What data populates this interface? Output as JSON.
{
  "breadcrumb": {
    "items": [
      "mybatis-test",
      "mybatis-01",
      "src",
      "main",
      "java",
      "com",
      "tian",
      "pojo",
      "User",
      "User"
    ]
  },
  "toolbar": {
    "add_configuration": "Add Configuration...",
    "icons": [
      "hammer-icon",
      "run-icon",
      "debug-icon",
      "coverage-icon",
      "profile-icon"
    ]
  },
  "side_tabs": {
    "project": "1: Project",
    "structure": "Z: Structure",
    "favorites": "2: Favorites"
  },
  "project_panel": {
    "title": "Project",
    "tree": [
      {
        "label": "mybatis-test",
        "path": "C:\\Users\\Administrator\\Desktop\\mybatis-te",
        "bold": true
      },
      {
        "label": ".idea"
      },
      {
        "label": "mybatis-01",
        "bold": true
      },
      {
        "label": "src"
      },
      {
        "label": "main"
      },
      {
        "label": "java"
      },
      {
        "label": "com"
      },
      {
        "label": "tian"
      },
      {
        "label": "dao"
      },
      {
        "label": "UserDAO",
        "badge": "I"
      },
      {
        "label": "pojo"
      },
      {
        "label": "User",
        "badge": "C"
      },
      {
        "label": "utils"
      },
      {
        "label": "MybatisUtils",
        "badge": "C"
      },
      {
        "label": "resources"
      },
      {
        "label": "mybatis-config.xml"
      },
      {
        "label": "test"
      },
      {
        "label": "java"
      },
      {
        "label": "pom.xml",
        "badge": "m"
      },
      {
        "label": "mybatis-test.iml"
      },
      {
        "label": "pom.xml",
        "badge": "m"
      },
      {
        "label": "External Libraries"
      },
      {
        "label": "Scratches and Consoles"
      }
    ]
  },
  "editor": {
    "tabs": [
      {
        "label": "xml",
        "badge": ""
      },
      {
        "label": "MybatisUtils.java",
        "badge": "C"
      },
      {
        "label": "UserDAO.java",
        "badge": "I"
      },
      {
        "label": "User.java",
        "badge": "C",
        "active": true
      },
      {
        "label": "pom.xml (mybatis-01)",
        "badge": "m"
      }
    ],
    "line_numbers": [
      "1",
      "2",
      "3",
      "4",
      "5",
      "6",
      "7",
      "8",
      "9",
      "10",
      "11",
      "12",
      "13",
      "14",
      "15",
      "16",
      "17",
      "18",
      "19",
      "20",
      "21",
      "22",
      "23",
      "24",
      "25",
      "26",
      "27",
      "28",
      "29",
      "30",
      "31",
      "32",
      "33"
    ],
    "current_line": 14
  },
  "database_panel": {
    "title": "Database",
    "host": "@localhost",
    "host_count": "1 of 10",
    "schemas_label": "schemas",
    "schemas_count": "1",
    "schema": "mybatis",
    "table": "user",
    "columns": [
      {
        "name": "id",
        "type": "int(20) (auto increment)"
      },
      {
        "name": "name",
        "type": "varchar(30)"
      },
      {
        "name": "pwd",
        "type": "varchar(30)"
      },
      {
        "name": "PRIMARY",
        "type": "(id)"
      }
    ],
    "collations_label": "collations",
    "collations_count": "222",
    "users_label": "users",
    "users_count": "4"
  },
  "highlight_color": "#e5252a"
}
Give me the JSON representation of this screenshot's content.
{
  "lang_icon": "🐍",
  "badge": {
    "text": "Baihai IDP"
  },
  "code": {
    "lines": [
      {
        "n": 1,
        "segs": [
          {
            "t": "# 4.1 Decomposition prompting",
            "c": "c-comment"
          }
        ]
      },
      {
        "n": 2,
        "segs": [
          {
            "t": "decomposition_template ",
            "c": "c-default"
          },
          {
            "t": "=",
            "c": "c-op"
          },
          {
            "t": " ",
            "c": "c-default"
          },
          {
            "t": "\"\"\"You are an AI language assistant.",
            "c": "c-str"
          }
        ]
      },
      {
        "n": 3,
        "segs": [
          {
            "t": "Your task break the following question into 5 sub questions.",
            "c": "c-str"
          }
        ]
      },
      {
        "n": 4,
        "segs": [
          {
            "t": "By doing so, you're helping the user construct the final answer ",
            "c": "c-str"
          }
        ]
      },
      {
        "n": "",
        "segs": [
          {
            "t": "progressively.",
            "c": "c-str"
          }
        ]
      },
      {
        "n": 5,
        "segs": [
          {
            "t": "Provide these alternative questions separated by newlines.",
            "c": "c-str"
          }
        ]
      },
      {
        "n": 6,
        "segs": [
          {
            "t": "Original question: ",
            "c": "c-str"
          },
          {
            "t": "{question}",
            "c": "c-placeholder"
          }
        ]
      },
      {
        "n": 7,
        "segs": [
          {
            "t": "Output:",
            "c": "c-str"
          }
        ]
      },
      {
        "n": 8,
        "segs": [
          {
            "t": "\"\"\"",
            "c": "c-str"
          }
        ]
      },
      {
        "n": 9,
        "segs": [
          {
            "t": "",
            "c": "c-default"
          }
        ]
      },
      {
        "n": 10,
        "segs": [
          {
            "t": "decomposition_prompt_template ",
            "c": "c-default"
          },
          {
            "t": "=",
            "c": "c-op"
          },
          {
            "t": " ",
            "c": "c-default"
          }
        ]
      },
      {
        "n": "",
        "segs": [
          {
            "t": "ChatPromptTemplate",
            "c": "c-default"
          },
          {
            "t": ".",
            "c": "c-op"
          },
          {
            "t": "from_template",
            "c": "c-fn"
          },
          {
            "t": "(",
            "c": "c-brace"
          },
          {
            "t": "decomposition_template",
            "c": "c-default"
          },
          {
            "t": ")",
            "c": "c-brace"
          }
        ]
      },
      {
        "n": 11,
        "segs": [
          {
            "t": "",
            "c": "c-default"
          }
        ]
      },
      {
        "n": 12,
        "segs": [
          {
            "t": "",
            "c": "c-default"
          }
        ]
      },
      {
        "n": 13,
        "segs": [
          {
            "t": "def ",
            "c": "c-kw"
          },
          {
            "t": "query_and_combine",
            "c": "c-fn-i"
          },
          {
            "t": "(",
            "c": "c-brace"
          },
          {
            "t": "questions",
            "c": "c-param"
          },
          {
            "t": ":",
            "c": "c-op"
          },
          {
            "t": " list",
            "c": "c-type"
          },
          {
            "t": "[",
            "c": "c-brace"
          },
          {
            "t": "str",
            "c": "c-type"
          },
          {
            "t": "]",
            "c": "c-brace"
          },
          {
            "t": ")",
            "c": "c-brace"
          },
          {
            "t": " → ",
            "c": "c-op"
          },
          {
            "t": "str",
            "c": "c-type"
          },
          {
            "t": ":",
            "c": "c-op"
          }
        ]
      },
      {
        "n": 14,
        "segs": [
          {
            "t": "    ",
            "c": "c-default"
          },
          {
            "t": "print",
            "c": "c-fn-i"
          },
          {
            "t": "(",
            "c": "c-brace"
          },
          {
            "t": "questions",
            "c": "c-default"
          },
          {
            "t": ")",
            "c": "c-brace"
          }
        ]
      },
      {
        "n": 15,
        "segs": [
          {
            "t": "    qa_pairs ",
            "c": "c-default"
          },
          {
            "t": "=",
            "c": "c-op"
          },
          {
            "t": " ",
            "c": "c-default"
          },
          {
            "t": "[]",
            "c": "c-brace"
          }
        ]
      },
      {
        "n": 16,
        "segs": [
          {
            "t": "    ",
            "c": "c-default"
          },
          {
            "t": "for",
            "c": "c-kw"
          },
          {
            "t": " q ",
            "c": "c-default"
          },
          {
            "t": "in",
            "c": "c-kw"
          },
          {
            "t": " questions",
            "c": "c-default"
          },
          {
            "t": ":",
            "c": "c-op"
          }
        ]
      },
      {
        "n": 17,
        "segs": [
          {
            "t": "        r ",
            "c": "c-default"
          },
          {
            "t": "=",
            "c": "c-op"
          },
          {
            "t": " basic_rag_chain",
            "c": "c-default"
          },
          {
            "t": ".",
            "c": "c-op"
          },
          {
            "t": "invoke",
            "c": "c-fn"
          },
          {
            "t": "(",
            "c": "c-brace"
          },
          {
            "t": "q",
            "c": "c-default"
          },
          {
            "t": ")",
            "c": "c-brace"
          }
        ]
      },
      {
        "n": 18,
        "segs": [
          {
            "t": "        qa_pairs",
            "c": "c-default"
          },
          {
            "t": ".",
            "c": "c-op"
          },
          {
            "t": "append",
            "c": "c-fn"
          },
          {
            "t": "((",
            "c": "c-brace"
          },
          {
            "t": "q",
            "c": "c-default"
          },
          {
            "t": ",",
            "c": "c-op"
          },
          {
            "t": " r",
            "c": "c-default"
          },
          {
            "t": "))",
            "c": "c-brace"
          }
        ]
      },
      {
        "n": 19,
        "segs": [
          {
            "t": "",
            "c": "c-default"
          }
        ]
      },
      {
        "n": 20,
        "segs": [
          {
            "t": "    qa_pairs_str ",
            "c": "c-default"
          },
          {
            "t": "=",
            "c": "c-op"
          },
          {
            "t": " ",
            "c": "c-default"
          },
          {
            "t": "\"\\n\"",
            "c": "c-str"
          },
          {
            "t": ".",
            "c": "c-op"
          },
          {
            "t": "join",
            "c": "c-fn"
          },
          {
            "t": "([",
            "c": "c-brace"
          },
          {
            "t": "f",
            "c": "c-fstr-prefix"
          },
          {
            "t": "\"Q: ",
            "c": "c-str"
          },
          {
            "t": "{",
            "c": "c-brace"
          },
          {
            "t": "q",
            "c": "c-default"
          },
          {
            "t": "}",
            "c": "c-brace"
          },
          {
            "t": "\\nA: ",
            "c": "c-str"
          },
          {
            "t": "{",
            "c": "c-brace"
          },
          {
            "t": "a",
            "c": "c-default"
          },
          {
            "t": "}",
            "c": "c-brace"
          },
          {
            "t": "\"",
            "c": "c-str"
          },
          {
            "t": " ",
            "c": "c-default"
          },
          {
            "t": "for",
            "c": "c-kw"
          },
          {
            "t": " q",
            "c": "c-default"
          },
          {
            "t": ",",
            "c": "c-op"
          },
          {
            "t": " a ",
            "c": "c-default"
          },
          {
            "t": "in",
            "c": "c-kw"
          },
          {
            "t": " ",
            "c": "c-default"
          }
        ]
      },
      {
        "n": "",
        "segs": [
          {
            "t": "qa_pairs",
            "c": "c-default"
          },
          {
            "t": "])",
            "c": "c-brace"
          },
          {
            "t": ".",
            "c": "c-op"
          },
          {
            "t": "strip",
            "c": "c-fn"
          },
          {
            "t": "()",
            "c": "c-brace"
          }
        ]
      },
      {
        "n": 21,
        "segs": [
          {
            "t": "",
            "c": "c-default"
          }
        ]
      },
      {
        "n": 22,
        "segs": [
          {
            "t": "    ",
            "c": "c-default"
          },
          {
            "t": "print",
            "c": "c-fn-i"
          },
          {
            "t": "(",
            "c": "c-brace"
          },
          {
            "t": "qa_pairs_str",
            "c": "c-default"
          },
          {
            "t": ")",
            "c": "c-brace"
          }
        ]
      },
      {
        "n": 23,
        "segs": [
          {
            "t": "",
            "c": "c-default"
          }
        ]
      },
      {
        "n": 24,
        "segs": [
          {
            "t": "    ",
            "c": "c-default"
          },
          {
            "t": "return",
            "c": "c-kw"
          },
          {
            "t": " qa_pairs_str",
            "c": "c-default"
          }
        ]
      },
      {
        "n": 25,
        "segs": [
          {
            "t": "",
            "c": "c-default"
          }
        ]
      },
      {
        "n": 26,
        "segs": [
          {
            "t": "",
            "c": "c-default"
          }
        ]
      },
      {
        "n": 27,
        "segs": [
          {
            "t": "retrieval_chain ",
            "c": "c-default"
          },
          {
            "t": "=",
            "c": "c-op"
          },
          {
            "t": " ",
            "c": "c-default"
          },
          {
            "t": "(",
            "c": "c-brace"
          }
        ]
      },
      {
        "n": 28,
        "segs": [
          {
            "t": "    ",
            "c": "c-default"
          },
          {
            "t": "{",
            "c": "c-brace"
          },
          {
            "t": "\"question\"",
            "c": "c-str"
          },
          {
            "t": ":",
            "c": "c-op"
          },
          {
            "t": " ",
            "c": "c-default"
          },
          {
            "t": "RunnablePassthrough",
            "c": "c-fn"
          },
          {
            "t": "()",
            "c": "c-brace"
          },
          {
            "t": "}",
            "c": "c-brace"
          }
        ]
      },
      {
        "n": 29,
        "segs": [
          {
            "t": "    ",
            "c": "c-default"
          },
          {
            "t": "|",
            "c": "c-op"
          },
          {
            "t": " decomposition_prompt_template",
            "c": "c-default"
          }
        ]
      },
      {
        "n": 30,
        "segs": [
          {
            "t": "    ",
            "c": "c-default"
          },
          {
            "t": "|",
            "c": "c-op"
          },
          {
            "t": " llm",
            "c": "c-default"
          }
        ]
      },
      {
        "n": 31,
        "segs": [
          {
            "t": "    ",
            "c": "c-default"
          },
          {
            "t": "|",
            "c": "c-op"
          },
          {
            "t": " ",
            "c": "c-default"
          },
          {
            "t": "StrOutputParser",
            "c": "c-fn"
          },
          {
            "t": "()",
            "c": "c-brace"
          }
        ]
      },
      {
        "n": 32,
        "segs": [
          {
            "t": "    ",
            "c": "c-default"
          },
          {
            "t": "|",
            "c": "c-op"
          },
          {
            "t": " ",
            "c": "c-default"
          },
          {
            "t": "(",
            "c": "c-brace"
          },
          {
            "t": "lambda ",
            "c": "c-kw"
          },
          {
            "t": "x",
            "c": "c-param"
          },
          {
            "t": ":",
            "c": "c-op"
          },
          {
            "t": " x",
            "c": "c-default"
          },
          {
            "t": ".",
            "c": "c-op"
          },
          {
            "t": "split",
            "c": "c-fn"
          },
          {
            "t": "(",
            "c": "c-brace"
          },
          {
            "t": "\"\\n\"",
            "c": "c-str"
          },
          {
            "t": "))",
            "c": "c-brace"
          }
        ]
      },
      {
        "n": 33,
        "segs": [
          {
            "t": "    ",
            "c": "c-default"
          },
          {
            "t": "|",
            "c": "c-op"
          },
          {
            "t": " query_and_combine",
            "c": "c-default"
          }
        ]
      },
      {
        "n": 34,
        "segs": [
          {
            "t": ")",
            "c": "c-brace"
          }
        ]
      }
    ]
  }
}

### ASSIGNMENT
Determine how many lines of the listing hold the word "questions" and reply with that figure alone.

### SOLUTION
5